* TASK TO CARRY OUT
Wherever "label" appears in a line of the listing, that line should be returned.
+-------+
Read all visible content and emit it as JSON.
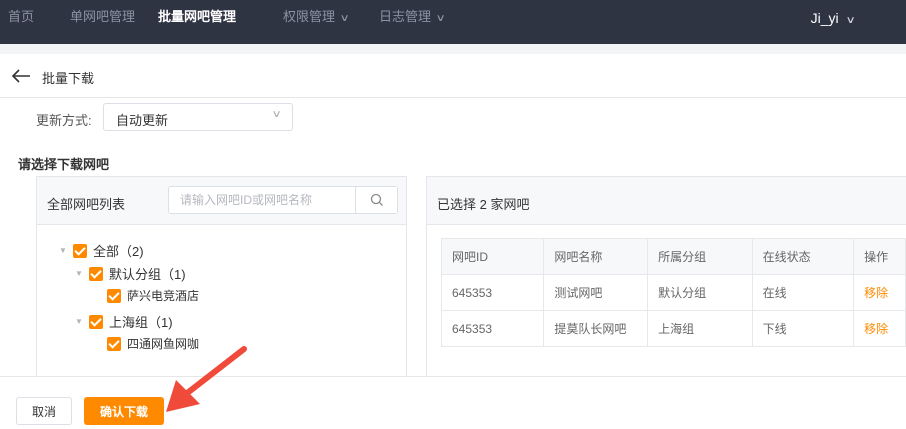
{
  "nav": {
    "items": [
      {
        "label": "首页",
        "active": false,
        "dropdown": false
      },
      {
        "label": "单网吧管理",
        "active": false,
        "dropdown": false
      },
      {
        "label": "批量网吧管理",
        "active": true,
        "dropdown": false
      },
      {
        "label": "权限管理",
        "active": false,
        "dropdown": true
      },
      {
        "label": "日志管理",
        "active": false,
        "dropdown": true
      }
    ],
    "user": "Ji_yi"
  },
  "header": {
    "title": "批量下载"
  },
  "update_mode": {
    "label": "更新方式:",
    "value": "自动更新"
  },
  "section_title": "请选择下载网吧",
  "left_panel": {
    "title": "全部网吧列表",
    "search_placeholder": "请输入网吧ID或网吧名称",
    "tree": {
      "root": "全部（2)",
      "groups": [
        {
          "label": "默认分组（1)",
          "children": [
            "萨兴电竞酒店"
          ]
        },
        {
          "label": "上海组（1)",
          "children": [
            "四通网鱼网咖"
          ]
        }
      ]
    }
  },
  "right_panel": {
    "title": "已选择 2 家网吧",
    "columns": [
      "网吧ID",
      "网吧名称",
      "所属分组",
      "在线状态",
      "操作"
    ],
    "rows": [
      {
        "id": "645353",
        "name": "测试网吧",
        "group": "默认分组",
        "status": "在线",
        "action": "移除"
      },
      {
        "id": "645353",
        "name": "提莫队长网吧",
        "group": "上海组",
        "status": "下线",
        "action": "移除"
      }
    ]
  },
  "footer": {
    "cancel": "取消",
    "confirm": "确认下载"
  },
  "colors": {
    "nav_bg": "#2f3443",
    "accent": "#ff8a00",
    "annotation": "#f04a3a"
  }
}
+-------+
* PROBLEM SOLUTION
        "label": "首页",
        "label": "单网吧管理",
        "label": "批量网吧管理",
        "label": "权限管理",
        "label": "日志管理",
    "label": "更新方式:",
          "label": "默认分组（1)",
          "label": "上海组（1)",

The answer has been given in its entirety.